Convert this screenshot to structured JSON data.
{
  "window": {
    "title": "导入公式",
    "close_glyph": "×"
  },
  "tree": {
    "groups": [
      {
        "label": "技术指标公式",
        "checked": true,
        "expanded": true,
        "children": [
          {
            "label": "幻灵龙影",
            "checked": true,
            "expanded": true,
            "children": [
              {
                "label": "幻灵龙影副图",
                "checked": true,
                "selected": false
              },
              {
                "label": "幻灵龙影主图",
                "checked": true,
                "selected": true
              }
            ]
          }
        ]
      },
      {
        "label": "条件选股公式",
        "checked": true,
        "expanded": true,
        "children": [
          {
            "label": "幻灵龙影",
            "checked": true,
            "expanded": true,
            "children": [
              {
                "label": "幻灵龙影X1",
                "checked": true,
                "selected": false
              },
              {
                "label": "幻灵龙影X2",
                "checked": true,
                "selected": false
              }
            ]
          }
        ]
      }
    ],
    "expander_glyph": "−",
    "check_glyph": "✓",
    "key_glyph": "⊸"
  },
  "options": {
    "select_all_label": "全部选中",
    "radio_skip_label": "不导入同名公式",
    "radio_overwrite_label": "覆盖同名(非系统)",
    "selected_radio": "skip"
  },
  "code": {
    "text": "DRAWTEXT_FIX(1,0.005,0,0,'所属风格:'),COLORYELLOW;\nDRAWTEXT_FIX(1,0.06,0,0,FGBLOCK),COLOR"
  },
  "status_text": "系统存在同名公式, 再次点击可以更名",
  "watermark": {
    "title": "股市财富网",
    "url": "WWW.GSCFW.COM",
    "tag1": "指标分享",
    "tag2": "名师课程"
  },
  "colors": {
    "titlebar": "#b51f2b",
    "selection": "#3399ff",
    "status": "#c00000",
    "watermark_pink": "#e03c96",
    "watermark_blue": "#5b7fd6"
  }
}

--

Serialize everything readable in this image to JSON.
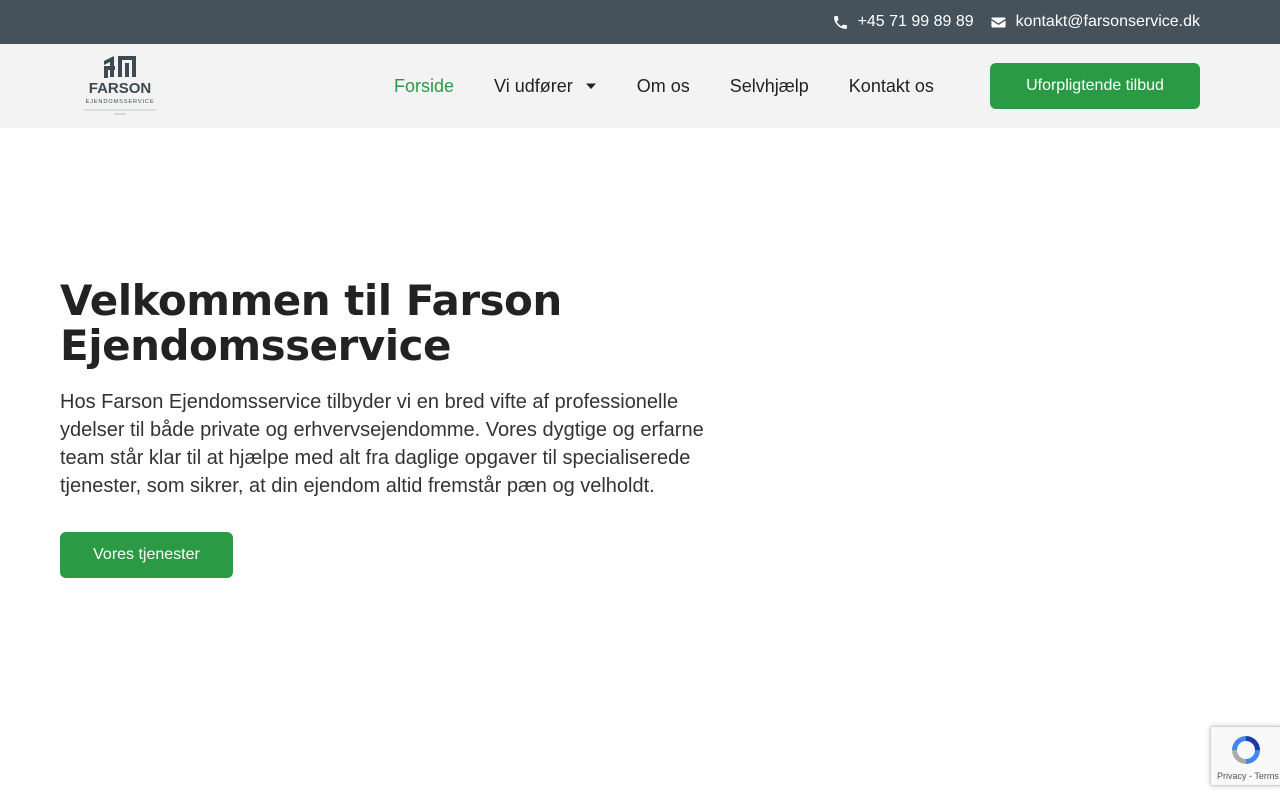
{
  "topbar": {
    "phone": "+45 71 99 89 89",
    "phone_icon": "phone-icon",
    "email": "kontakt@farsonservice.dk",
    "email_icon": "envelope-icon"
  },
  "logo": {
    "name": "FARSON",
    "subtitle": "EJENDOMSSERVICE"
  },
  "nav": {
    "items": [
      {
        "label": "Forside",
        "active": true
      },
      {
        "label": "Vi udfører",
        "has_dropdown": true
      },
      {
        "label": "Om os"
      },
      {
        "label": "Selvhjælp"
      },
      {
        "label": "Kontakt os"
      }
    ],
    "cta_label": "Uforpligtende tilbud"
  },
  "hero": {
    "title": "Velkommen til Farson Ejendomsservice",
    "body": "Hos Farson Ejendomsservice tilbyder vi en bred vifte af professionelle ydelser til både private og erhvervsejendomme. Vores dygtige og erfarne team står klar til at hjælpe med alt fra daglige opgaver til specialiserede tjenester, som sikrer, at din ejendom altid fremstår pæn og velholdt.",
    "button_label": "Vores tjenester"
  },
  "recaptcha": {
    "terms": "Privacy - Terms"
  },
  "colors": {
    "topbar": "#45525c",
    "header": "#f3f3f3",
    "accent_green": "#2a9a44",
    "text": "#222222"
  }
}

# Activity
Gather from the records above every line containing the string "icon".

# Your response
    "phone_icon": "phone-icon",
    "email_icon": "envelope-icon"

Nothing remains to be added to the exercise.